“Yes, please also file a TM47 every 90 days as normal,” he said.
Landlords who fail to report foreigners staying on their property will be fined, Col Nareuwat said.
“If the landlord ignores this (filing the TM30), they will be fined up to B2,000,” he assured.
“The fine under Section 77 of the act is actually up to B10,000, but the higher fines are used only for hotels or guesthouses that willfully ignore the requirement.
“A foreigner who has filed a TM28 will not be fined for the landlord failing to uphold their responsibility because the foreigner has informed us,” he repeated.
“But if a landlord is intentionally slow or delays in filing a TM30, they will be charged by Immigration police,” he said.
In defining “slow”, Col Nareuwat explained that officers will allow for “reasonable” delays, such as the Section 38 app launched by the Immigration Bureau expressly for filing TM30 reports online failing to work or if the foreigner returns to the registered address during a period when the Immigration office is closed.
“The law is very clear in that it says the reporting must be done within 24 hours, but as long as the landlord – Thai or foreign – has made an attempt to file the report and is not intentionally ignoring their responsibility, we will consider their explanation,” he said.
Col Nareuwat urged any landlords (for TM30) or foreigners (for TM28) who find themselves unable to file the report within the time frame permitted to take steps to prove the attempt to file the report.

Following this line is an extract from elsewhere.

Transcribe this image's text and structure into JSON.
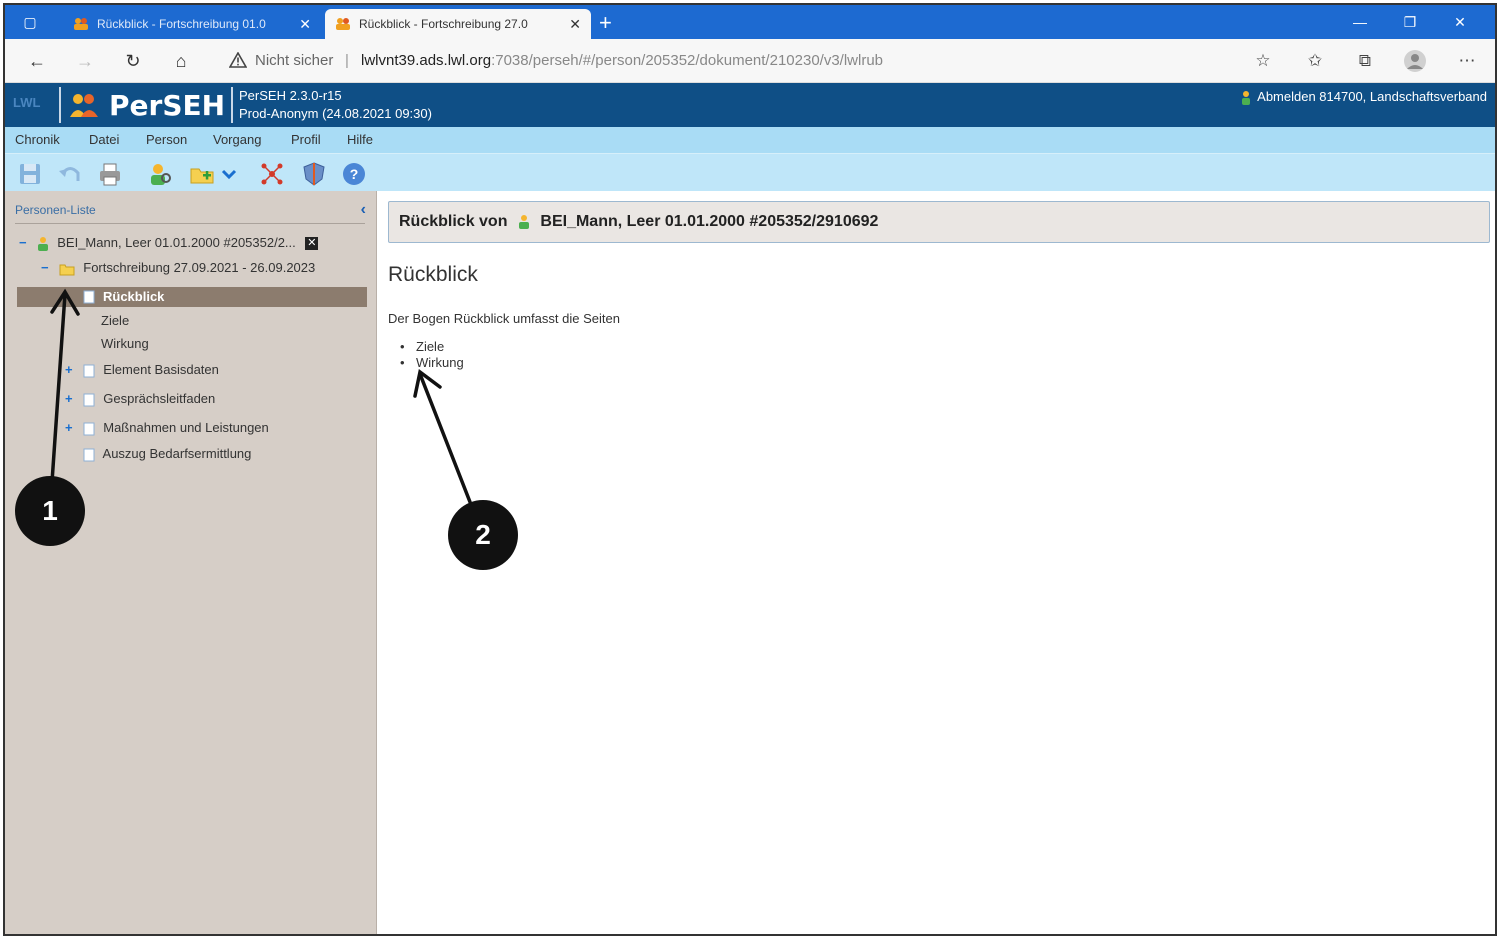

“If the Section 38 app is not working, then take a screenshot so we can see it. But please make an effort after that to file your report as soon as possible after that,” he said.
“As long as the person is making a genuine effort to file the report, they won’t be fined. We just want them to do their part.
“If there is a genuine reason why the report could not be filed in the appropriate time, and the person can show us, then they can come to the Immigration Office at the next available opportunity. That’s fine,” he added.
Christy Sweet | 03 September 2019 - 18:55:06